Experts advise avoiding early withdrawals if possible. Failing to re-invest even $10,000 from a former employer's plan can have a significant impact, especially for younger workers, Murphy said, because of the lost earnings compounded over decades.

"That is money that, if left invested over your entire career, would make a big difference," she said. "It could amount to hundreds of dollars in lost income per month in retirement."

The final step is preparing to withdraw the funds after retirement. The Internal Revenue Service requires 401(k) savers to begin withdrawals after age 70½, but savers can decide to withdraw more or sooner, and can also act now to reduce the taxes they pay on their withdrawals.

One way to manage future taxes is to direct some contributions into a Roth 401(k), if the employer has one available. Roth contributions are made with after-tax money, but withdrawals after retirement incur no taxes, helping to make the last part of the 401(k) process as painless and beneficial as possible.
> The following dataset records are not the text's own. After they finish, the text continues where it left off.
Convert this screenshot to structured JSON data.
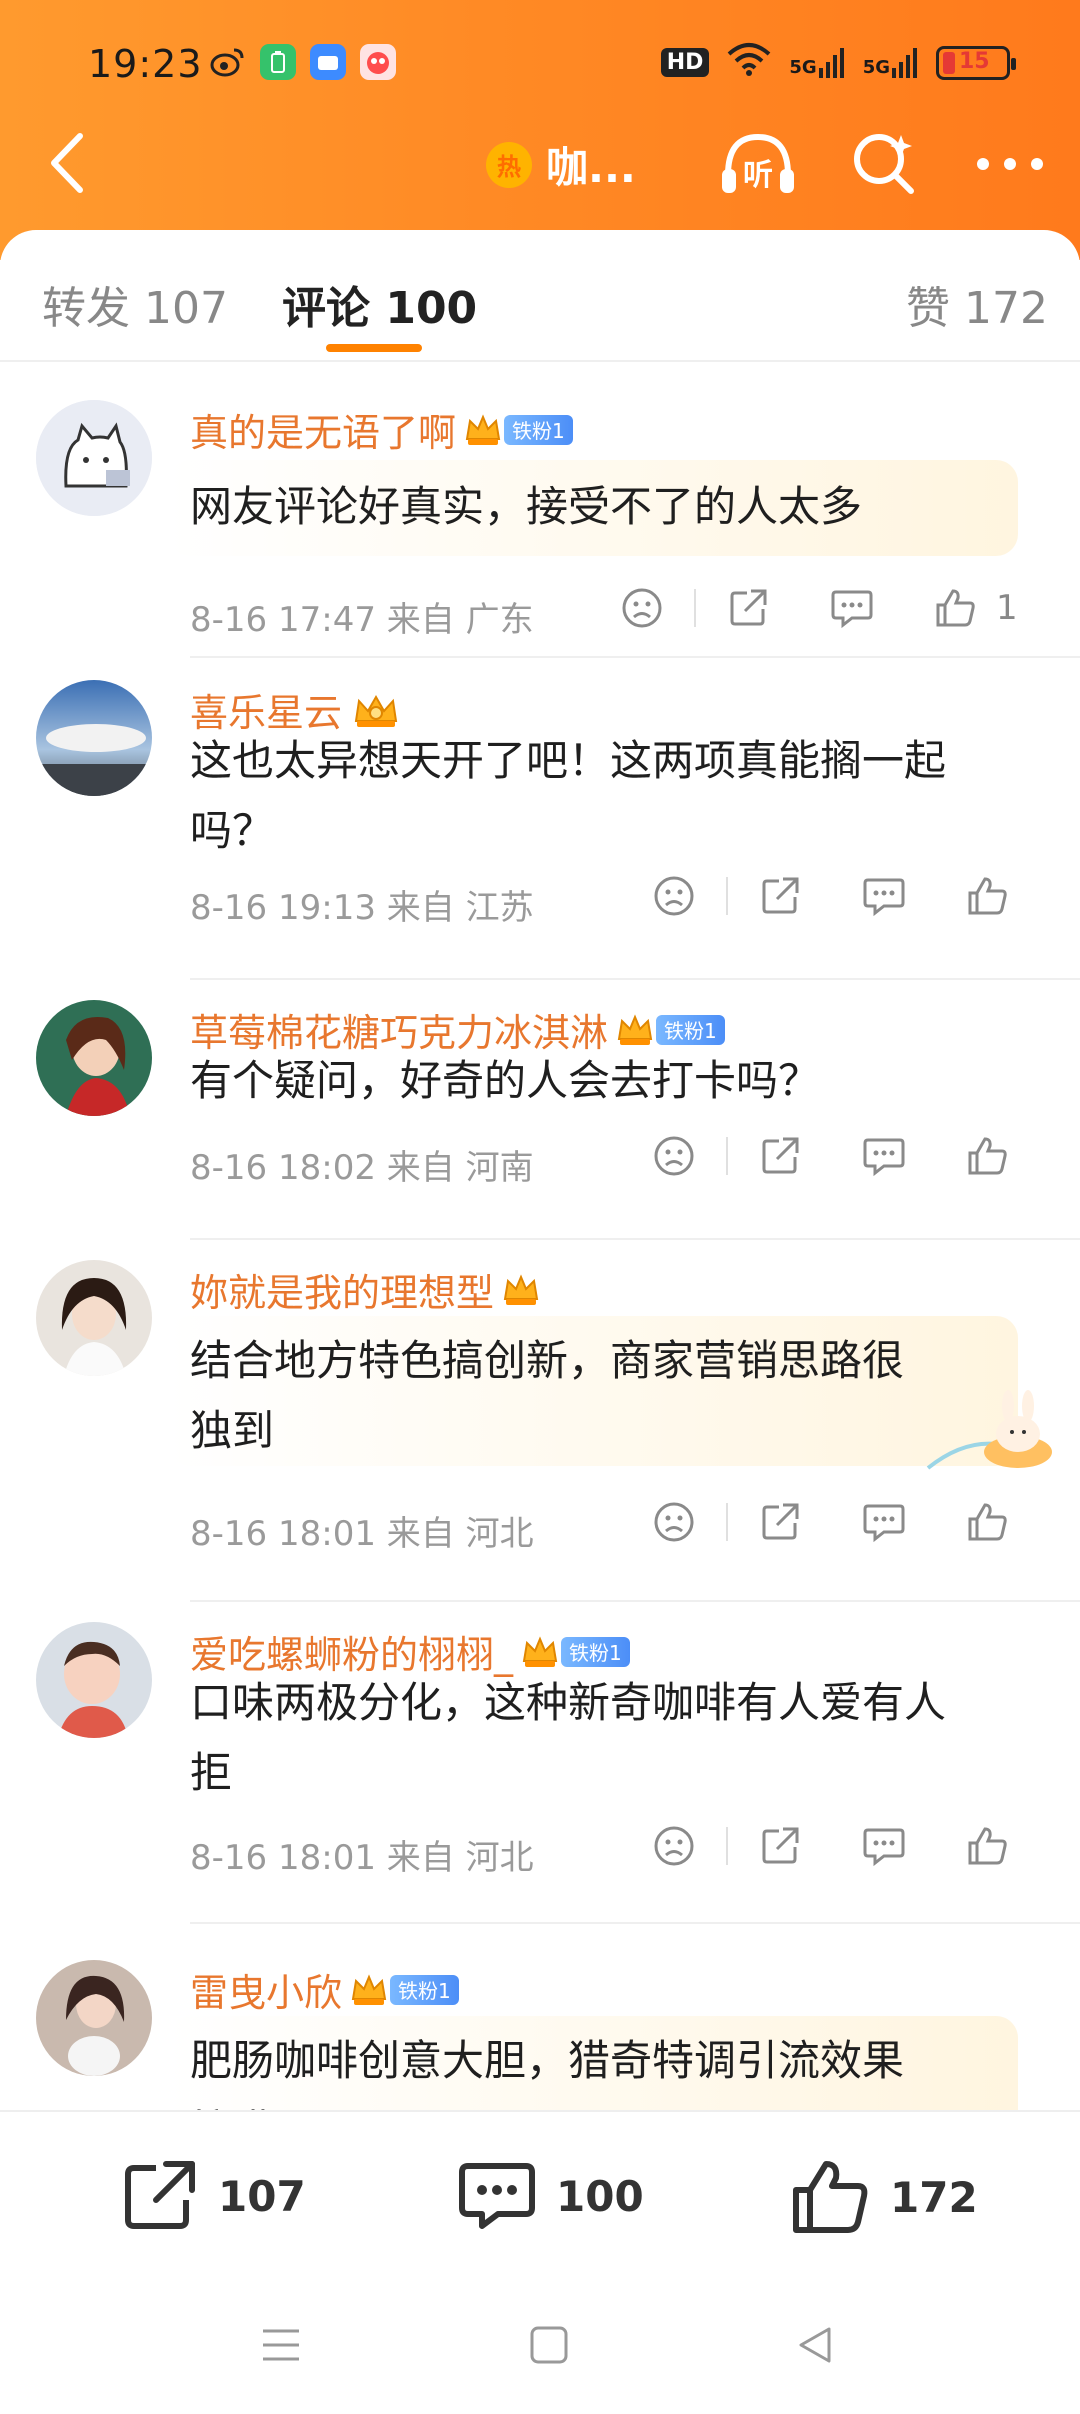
{
  "status_bar": {
    "time": "19:23",
    "hd_label": "HD",
    "network_1": "5G",
    "network_2": "5G",
    "battery": "15"
  },
  "nav": {
    "topic_prefix_icon": "热",
    "topic_title": "咖...",
    "listen_icon_label": "听"
  },
  "tabs": [
    {
      "label": "转发",
      "count": "107"
    },
    {
      "label": "评论",
      "count": "100"
    },
    {
      "label": "赞",
      "count": "172"
    }
  ],
  "comments": [
    {
      "name": "真的是无语了啊",
      "badge": "铁粉1",
      "text_lines": [
        "网友评论好真实，接受不了的人太多"
      ],
      "meta": "8-16 17:47 来自 广东",
      "likes": "1"
    },
    {
      "name": "喜乐星云",
      "badge": "",
      "text_lines": [
        "这也太异想天开了吧！这两项真能搁一起",
        "吗？"
      ],
      "meta": "8-16 19:13 来自 江苏",
      "likes": ""
    },
    {
      "name": "草莓棉花糖巧克力冰淇淋",
      "badge": "铁粉1",
      "text_lines": [
        "有个疑问，好奇的人会去打卡吗？"
      ],
      "meta": "8-16 18:02 来自 河南",
      "likes": ""
    },
    {
      "name": "妳就是我的理想型",
      "badge": "",
      "text_lines": [
        "结合地方特色搞创新，商家营销思路很",
        "独到"
      ],
      "meta": "8-16 18:01 来自 河北",
      "likes": ""
    },
    {
      "name": "爱吃螺蛳粉的栩栩_",
      "badge": "铁粉1",
      "text_lines": [
        "口味两极分化，这种新奇咖啡有人爱有人",
        "拒"
      ],
      "meta": "8-16 18:01 来自 河北",
      "likes": ""
    },
    {
      "name": "雷曳小欣",
      "badge": "铁粉1",
      "text_lines": [
        "肥肠咖啡创意大胆，猎奇特调引流效果",
        "拉满"
      ],
      "meta": "",
      "likes": ""
    }
  ],
  "bottom_bar": {
    "repost_count": "107",
    "comment_count": "100",
    "like_count": "172"
  },
  "colors": {
    "brand_orange": "#ff8a25",
    "username": "#e8772e",
    "tab_underline": "#ff8200"
  }
}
"Tax-free money down the road could help you have more income in retirement," said Jewell at Global Financial Services.

— By Mark Henricks, special to CNBC.com